Being disciples of Jesus means that we have to give witness to how He’s changed our lives. Our faith, our experience of Jesus is not something that we are to keep to ourselves. Because we are sons and daughters of God, we have the responsibility of sharing that faith with others. Like John the Baptist, we are called to be prophets, to boldly go out and, pointing to Christ, tell others: “Behold, the Lamb of God who takes away the sins of the world.” Like Paul, we are to go out and encourage others to call on the name of the Lord Jesus in our striving to live our vocation for holiness. It’s Jesus. He’s the One. He’s the Savior! He’s our redeemer! Believe in Him! Are we courageous enough to go out and share that with the world?
As we continue with the remainder of this Eucharist, let’s reflect on that question. If we are courageous to go out and be the prophets and evangelists that our world so desperately needs, what does that look like for us? Ask the Lord to reveal that. You don’t have to be a priest or a deacon or a religious sister or a catechist to share that message. All of us have received that vocation for discipleship and evangelization. But if we aren’t willing to be a prophet, if we aren’t willing to share the message of how Jesus has changed us, what’s holding us back? Ask Jesus to change whatever it is that is preventing us from sharing His Gospel.

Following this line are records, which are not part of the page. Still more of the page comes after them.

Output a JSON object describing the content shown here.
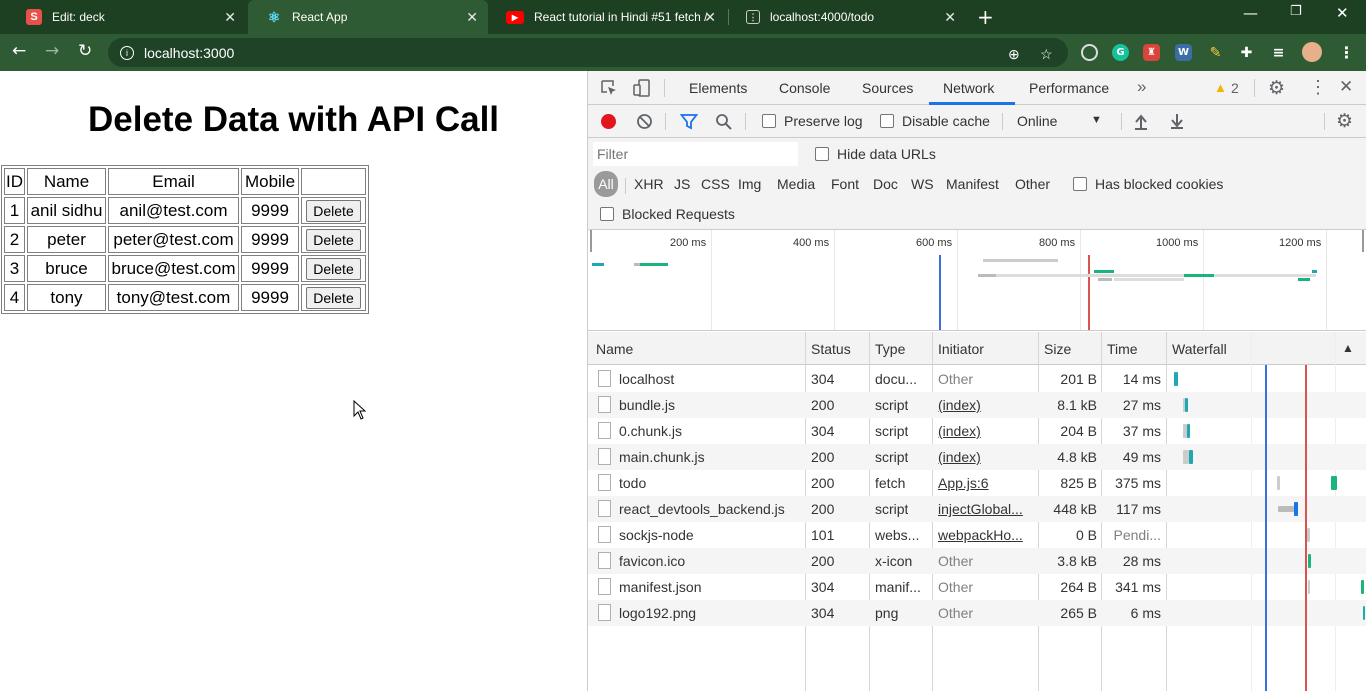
{
  "browser": {
    "tabs": [
      {
        "title": "Edit: deck",
        "favicon": "S",
        "favicon_color": "#e8514a"
      },
      {
        "title": "React App",
        "favicon": "⚛",
        "favicon_color": "#2e5b33"
      },
      {
        "title": "React tutorial in Hindi #51 fetch /",
        "favicon": "▶",
        "favicon_color": "#ff0000"
      },
      {
        "title": "localhost:4000/todo",
        "favicon": "◫",
        "favicon_color": "#1d3f22"
      }
    ],
    "url": "localhost:3000"
  },
  "page": {
    "heading": "Delete Data with API Call",
    "columns": [
      "ID",
      "Name",
      "Email",
      "Mobile"
    ],
    "rows": [
      {
        "id": "1",
        "name": "anil sidhu",
        "email": "anil@test.com",
        "mobile": "9999",
        "action": "Delete"
      },
      {
        "id": "2",
        "name": "peter",
        "email": "peter@test.com",
        "mobile": "9999",
        "action": "Delete"
      },
      {
        "id": "3",
        "name": "bruce",
        "email": "bruce@test.com",
        "mobile": "9999",
        "action": "Delete"
      },
      {
        "id": "4",
        "name": "tony",
        "email": "tony@test.com",
        "mobile": "9999",
        "action": "Delete"
      }
    ]
  },
  "devtools": {
    "tabs": [
      "Elements",
      "Console",
      "Sources",
      "Network",
      "Performance"
    ],
    "active_tab": "Network",
    "warnings": "2",
    "toolbar": {
      "preserve_log": "Preserve log",
      "disable_cache": "Disable cache",
      "throttle": "Online"
    },
    "filter": {
      "placeholder": "Filter",
      "hide_data_urls": "Hide data URLs",
      "types": [
        "All",
        "XHR",
        "JS",
        "CSS",
        "Img",
        "Media",
        "Font",
        "Doc",
        "WS",
        "Manifest",
        "Other"
      ],
      "has_blocked_cookies": "Has blocked cookies",
      "blocked_requests": "Blocked Requests"
    },
    "overview_ticks": [
      "200 ms",
      "400 ms",
      "600 ms",
      "800 ms",
      "1000 ms",
      "1200 ms"
    ],
    "columns": [
      "Name",
      "Status",
      "Type",
      "Initiator",
      "Size",
      "Time",
      "Waterfall"
    ],
    "requests": [
      {
        "name": "localhost",
        "status": "304",
        "type": "docu...",
        "initiator": "Other",
        "size": "201 B",
        "time": "14 ms"
      },
      {
        "name": "bundle.js",
        "status": "200",
        "type": "script",
        "initiator": "(index)",
        "size": "8.1 kB",
        "time": "27 ms"
      },
      {
        "name": "0.chunk.js",
        "status": "304",
        "type": "script",
        "initiator": "(index)",
        "size": "204 B",
        "time": "37 ms"
      },
      {
        "name": "main.chunk.js",
        "status": "200",
        "type": "script",
        "initiator": "(index)",
        "size": "4.8 kB",
        "time": "49 ms"
      },
      {
        "name": "todo",
        "status": "200",
        "type": "fetch",
        "initiator": "App.js:6",
        "size": "825 B",
        "time": "375 ms"
      },
      {
        "name": "react_devtools_backend.js",
        "status": "200",
        "type": "script",
        "initiator": "injectGlobal...",
        "size": "448 kB",
        "time": "117 ms"
      },
      {
        "name": "sockjs-node",
        "status": "101",
        "type": "webs...",
        "initiator": "webpackHo...",
        "size": "0 B",
        "time": "Pendi..."
      },
      {
        "name": "favicon.ico",
        "status": "200",
        "type": "x-icon",
        "initiator": "Other",
        "size": "3.8 kB",
        "time": "28 ms"
      },
      {
        "name": "manifest.json",
        "status": "304",
        "type": "manif...",
        "initiator": "Other",
        "size": "264 B",
        "time": "341 ms"
      },
      {
        "name": "logo192.png",
        "status": "304",
        "type": "png",
        "initiator": "Other",
        "size": "265 B",
        "time": "6 ms"
      }
    ]
  }
}
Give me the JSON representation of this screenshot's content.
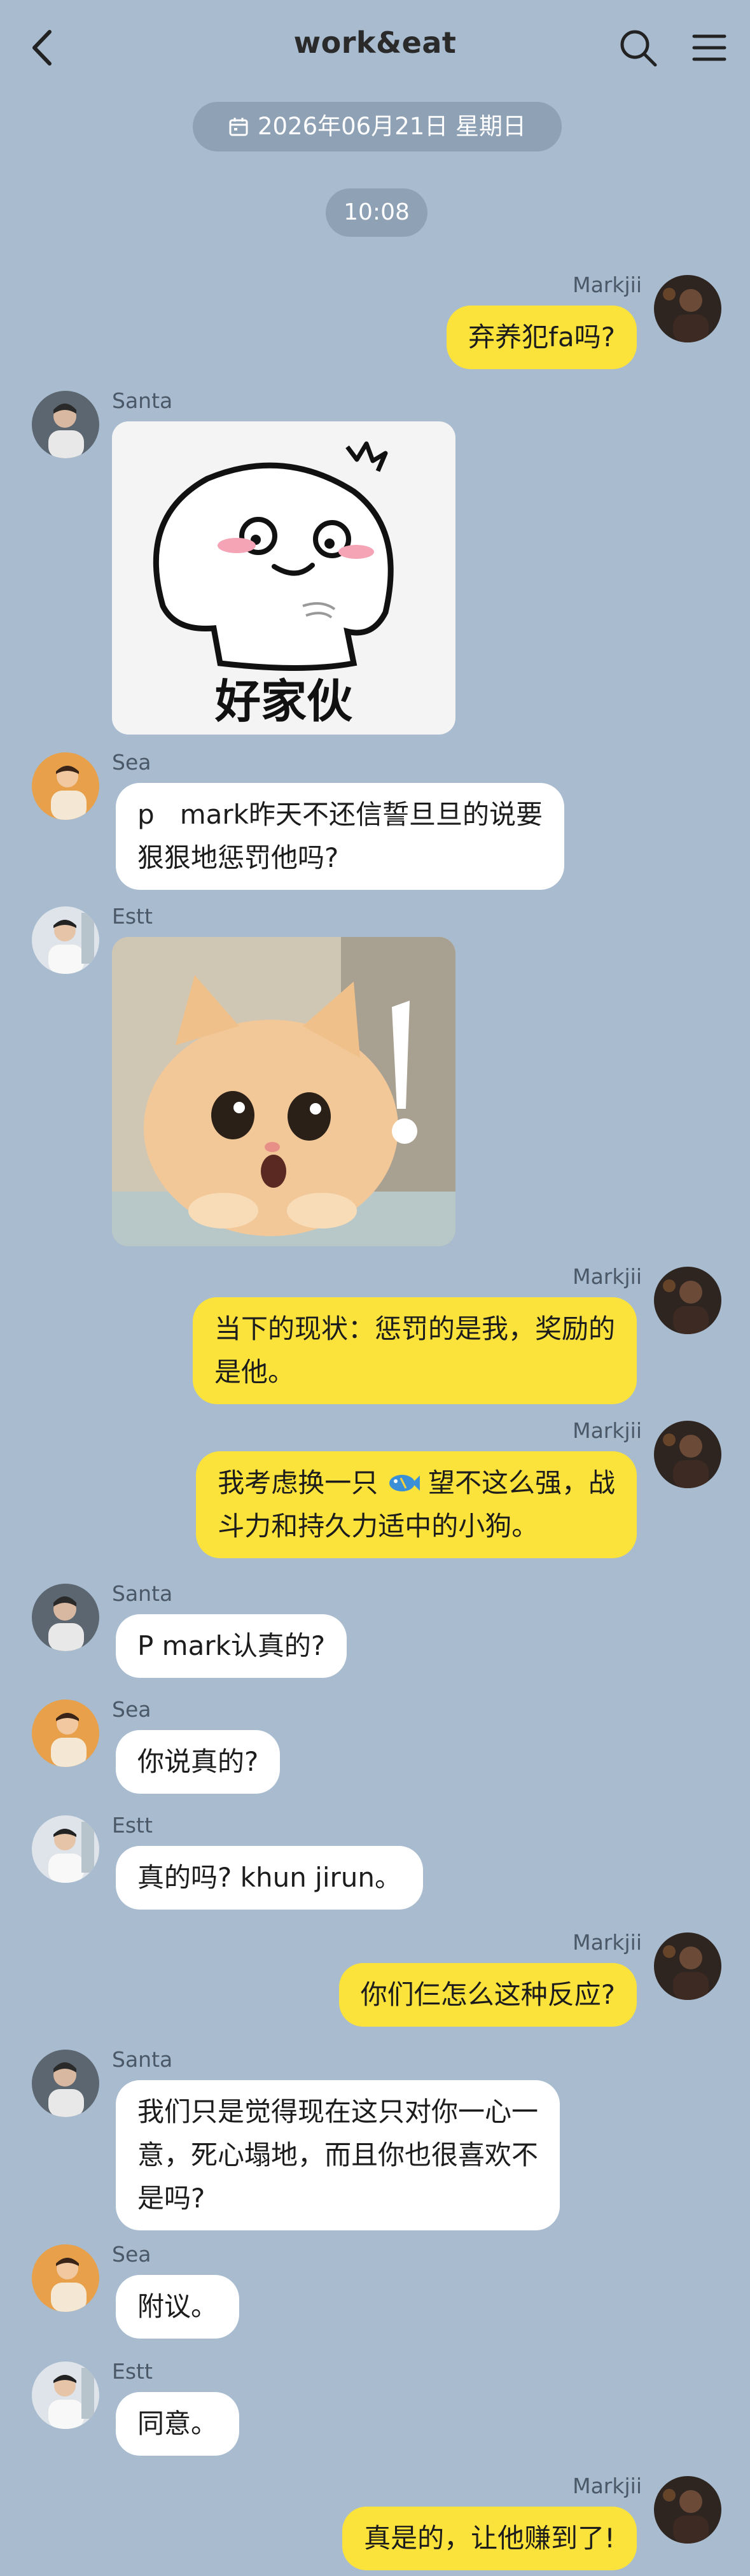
{
  "header": {
    "title": "work&eat",
    "date": "2026年06月21日  星期日",
    "time": "10:08"
  },
  "messages": [
    {
      "sender": "Markjii",
      "side": "right",
      "text": "弃养犯fa吗?"
    },
    {
      "sender": "Santa",
      "side": "left",
      "sticker": "好家伙"
    },
    {
      "sender": "Sea",
      "side": "left",
      "text": "p   mark昨天不还信誓旦旦的说要\n狠狠地惩罚他吗?"
    },
    {
      "sender": "Estt",
      "side": "left",
      "sticker": "cat-surprised"
    },
    {
      "sender": "Markjii",
      "side": "right",
      "text": "当下的现状：惩罚的是我，奖励的\n是他。"
    },
    {
      "sender": "Markjii",
      "side": "right",
      "text_before": "我考虑换一只 ",
      "text_after": " 望不这么强，战\n斗力和持久力适中的小狗。",
      "inline_icon": "fish-icon"
    },
    {
      "sender": "Santa",
      "side": "left",
      "text": "P mark认真的?"
    },
    {
      "sender": "Sea",
      "side": "left",
      "text": "你说真的?"
    },
    {
      "sender": "Estt",
      "side": "left",
      "text": "真的吗? khun jirun。"
    },
    {
      "sender": "Markjii",
      "side": "right",
      "text": "你们仨怎么这种反应?"
    },
    {
      "sender": "Santa",
      "side": "left",
      "text": "我们只是觉得现在这只对你一心一\n意，死心塌地，而且你也很喜欢不\n是吗?"
    },
    {
      "sender": "Sea",
      "side": "left",
      "text": "附议。"
    },
    {
      "sender": "Estt",
      "side": "left",
      "text": "同意。"
    },
    {
      "sender": "Markjii",
      "side": "right",
      "text": "真是的，让他赚到了!"
    }
  ],
  "icons": [
    "back-chevron-icon",
    "search-icon",
    "menu-icon",
    "calendar-icon"
  ],
  "colors": {
    "background": "#a8bbcf",
    "own_bubble": "#fbe33c",
    "other_bubble": "#ffffff",
    "pill": "#8fa2b5"
  }
}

The Lord needs us to share the Good News with our world. Jesus is the one that this generation needs. He is the one who can change our lives and fill us with the courage to go out and share His message of truth, His message of love, His message of forgiveness with others. May we allow Him to lead us in that and help us to truly live as His disciples.